Despite hiding its light under a bushel, the R is still a hero car in Japan. A few years ago, I met Takeuchi and a few of his fellow S30 Z-car club members at Daikoku Parking Area in Yokohama. Takeuchi's Z432R was very subtly different from the U.S.-market Datsun 240Z it was parked next to. This is likely why the Z432R, despite its rarity, doesn't quite yet fetch the same prices as the more-common 2000GT does: you have to know what you're looking for to spot a real one: the ignition key placement, the lack of a center console.
On that day, a surprising number of onlookers clocked the real deal. Many drivers came over to admire the R, respectfully asking questions and being encouraged to look closer by a beaming Takeuchi. He opened the hood, showing off the gleaming intake trumpets of the triple Mikuni carburetors.
Perhaps the people gathered there had seen the car on the cover of Nostalgic Hero magazine. Perhaps they had seen it at Daikoku before. Perhaps they were seeing a Z432R for the first time.
Whatever the case, each person walked away from the experience with a new appreciation for one of the rarest examples of Japanese racing heritage. An auction house might be able to assign some kind of value to Takeuchi's Z432R. The way he chooses to share it is priceless.
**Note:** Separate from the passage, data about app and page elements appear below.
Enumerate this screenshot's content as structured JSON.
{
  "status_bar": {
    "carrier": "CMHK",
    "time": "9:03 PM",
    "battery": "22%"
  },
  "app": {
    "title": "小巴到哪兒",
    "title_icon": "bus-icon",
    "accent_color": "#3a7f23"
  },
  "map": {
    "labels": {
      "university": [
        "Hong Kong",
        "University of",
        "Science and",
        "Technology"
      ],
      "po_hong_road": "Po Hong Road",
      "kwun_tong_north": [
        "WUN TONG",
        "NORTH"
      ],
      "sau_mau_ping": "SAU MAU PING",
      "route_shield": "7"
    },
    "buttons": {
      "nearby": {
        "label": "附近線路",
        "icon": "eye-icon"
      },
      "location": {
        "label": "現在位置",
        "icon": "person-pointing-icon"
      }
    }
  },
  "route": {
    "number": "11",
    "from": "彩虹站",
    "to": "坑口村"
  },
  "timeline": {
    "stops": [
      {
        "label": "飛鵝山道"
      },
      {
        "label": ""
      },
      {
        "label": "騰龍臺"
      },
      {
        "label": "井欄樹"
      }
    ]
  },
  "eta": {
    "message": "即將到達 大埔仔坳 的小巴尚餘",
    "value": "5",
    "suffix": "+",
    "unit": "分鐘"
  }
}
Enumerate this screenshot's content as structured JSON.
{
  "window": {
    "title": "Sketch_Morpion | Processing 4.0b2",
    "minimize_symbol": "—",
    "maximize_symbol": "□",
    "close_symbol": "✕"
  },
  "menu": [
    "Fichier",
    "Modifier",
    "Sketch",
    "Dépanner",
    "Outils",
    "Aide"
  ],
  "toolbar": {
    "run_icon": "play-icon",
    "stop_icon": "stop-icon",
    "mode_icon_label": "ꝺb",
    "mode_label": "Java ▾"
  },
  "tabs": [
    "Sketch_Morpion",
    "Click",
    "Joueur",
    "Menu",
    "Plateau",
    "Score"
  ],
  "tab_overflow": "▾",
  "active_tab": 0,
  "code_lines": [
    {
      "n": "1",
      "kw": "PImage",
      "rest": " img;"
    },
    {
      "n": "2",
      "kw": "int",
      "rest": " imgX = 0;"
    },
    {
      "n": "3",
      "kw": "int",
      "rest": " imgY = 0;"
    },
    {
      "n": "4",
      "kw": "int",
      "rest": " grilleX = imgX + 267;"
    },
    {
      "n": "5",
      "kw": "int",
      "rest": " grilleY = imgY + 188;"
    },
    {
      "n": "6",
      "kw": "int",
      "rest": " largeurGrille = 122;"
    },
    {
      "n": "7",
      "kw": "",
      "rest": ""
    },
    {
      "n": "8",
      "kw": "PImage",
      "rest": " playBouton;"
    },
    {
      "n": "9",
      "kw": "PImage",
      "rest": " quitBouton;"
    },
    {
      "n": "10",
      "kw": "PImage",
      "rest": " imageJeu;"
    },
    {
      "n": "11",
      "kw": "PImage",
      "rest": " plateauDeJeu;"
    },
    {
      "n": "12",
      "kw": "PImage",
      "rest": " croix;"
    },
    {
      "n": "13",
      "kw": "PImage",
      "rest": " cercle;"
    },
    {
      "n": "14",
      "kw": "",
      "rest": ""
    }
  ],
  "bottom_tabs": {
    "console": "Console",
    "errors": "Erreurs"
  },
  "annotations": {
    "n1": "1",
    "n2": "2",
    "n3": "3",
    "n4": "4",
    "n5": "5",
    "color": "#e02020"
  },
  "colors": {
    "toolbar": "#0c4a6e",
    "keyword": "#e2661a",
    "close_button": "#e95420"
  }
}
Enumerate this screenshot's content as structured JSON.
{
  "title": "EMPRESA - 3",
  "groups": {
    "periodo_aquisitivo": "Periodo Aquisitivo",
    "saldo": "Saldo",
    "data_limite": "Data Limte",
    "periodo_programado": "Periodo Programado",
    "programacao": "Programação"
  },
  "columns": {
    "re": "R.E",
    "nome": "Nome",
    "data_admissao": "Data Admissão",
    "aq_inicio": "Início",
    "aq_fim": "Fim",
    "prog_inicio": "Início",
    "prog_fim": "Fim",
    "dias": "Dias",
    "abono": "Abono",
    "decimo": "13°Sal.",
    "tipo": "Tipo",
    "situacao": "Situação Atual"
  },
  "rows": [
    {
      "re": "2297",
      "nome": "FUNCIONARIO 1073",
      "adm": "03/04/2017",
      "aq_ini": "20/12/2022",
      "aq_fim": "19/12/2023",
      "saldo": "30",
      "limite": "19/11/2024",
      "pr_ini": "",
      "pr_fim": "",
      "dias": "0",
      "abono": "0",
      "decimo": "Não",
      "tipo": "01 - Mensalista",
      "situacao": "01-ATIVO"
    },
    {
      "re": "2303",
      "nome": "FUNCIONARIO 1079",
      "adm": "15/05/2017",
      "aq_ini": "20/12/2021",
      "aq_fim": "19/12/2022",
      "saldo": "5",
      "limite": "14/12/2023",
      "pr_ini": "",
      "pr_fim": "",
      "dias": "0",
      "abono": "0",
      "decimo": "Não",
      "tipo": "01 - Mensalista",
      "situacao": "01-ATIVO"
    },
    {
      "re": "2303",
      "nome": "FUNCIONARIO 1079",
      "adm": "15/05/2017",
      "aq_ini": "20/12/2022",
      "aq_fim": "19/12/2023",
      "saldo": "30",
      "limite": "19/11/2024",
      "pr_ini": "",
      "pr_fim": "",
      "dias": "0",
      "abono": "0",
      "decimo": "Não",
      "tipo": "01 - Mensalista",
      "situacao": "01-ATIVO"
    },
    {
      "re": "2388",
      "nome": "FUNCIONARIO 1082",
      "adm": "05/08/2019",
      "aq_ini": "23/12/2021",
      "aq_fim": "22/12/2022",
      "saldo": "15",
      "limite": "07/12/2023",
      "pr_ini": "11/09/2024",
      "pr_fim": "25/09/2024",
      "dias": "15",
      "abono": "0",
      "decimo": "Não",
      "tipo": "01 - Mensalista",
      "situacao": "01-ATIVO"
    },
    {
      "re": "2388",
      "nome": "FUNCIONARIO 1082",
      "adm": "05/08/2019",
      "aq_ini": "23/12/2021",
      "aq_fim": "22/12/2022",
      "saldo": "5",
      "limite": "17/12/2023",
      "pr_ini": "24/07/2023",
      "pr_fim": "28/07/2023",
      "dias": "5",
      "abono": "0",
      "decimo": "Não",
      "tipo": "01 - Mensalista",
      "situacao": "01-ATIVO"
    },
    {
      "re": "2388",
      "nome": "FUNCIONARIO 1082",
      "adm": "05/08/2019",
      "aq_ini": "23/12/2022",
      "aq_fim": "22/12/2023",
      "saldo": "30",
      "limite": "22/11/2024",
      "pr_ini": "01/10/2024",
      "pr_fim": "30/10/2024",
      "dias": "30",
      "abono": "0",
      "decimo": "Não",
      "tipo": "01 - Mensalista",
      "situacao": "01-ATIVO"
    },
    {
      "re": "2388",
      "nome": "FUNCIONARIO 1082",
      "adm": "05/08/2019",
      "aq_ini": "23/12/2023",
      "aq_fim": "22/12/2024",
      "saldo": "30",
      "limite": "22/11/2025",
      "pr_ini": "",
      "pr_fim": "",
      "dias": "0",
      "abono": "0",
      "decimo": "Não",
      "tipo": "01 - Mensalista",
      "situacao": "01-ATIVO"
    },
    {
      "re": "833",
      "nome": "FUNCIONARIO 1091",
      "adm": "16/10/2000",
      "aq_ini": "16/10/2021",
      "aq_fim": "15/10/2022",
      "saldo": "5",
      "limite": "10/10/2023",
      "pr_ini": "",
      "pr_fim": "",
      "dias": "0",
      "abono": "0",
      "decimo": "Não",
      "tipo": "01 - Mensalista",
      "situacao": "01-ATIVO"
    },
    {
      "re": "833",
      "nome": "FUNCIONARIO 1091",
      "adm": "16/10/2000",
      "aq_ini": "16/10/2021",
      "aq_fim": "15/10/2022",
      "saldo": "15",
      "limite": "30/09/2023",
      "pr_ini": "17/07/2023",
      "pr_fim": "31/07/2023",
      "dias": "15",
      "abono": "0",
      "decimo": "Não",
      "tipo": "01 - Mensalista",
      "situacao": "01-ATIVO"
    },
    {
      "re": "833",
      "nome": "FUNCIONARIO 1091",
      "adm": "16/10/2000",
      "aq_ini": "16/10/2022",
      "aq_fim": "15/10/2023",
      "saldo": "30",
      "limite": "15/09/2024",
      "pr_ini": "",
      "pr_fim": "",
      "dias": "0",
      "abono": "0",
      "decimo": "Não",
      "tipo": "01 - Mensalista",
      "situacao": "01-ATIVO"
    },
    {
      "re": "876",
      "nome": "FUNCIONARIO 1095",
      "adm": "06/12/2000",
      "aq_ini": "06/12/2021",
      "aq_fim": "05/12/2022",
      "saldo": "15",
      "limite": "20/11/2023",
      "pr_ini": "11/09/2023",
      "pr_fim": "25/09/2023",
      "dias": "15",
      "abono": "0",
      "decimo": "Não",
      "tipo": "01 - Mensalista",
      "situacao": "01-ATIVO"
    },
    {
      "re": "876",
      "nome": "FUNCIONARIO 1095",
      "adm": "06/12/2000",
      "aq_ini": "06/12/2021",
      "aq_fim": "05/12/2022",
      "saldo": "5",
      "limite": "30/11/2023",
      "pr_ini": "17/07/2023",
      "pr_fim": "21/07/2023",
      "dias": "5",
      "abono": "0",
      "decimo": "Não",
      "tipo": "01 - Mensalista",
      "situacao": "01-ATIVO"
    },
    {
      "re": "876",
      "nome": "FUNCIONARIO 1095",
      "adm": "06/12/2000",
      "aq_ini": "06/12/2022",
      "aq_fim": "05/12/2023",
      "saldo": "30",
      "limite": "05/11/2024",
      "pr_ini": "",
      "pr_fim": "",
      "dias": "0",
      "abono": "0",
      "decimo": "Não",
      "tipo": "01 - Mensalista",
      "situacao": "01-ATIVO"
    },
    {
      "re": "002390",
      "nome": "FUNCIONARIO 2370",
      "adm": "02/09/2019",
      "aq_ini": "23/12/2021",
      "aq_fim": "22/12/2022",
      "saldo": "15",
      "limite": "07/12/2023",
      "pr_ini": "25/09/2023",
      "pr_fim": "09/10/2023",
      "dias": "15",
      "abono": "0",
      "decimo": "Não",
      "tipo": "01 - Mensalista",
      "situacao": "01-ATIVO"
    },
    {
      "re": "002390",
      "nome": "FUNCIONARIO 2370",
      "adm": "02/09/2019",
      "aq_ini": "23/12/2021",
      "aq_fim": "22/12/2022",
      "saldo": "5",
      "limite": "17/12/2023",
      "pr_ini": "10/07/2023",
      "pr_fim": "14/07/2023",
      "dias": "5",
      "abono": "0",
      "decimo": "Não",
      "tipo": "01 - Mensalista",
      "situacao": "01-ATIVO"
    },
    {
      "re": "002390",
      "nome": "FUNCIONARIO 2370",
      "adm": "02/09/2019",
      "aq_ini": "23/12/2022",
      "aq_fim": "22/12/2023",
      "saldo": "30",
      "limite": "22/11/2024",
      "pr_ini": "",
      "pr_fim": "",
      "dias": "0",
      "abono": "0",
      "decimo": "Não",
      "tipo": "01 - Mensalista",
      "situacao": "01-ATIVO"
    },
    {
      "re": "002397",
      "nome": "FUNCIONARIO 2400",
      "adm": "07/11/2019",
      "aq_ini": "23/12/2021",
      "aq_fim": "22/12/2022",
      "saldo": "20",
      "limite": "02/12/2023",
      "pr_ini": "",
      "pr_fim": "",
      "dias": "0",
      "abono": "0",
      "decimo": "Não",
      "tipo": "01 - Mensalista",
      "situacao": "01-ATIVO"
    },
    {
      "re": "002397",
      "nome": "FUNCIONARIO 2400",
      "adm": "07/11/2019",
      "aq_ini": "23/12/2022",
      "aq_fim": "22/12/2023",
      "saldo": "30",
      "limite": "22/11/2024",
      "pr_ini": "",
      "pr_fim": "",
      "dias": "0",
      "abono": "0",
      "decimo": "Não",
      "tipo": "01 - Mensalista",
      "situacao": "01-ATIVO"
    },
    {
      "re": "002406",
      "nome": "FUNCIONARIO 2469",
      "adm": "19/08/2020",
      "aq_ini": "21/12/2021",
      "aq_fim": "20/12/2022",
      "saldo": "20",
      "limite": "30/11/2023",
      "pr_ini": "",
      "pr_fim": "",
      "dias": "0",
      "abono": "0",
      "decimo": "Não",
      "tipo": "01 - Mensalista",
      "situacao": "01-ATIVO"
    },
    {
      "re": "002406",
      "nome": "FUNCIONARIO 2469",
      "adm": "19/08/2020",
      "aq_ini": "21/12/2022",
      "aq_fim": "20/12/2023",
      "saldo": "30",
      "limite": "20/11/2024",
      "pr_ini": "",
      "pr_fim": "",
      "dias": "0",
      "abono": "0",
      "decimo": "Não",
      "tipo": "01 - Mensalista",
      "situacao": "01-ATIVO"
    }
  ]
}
Brendan McAleer is a freelance writer and photographer based in North Vancouver, B.C., Canada. He grew up splitting his knuckles on British automobiles, came of age in the golden era of Japanese sport-compact performance, and began writing about cars and people in 2008. His particular interest is the intersection between humanity and machinery, whether it is the racing career of Walter Cronkite or Japanese animator Hayao Miyazaki's half-century obsession with the Citroën 2CV. He has taught both of his young daughters how to shift a manual transmission and is grateful for the excuse they provide to be perpetually buying Hot Wheels.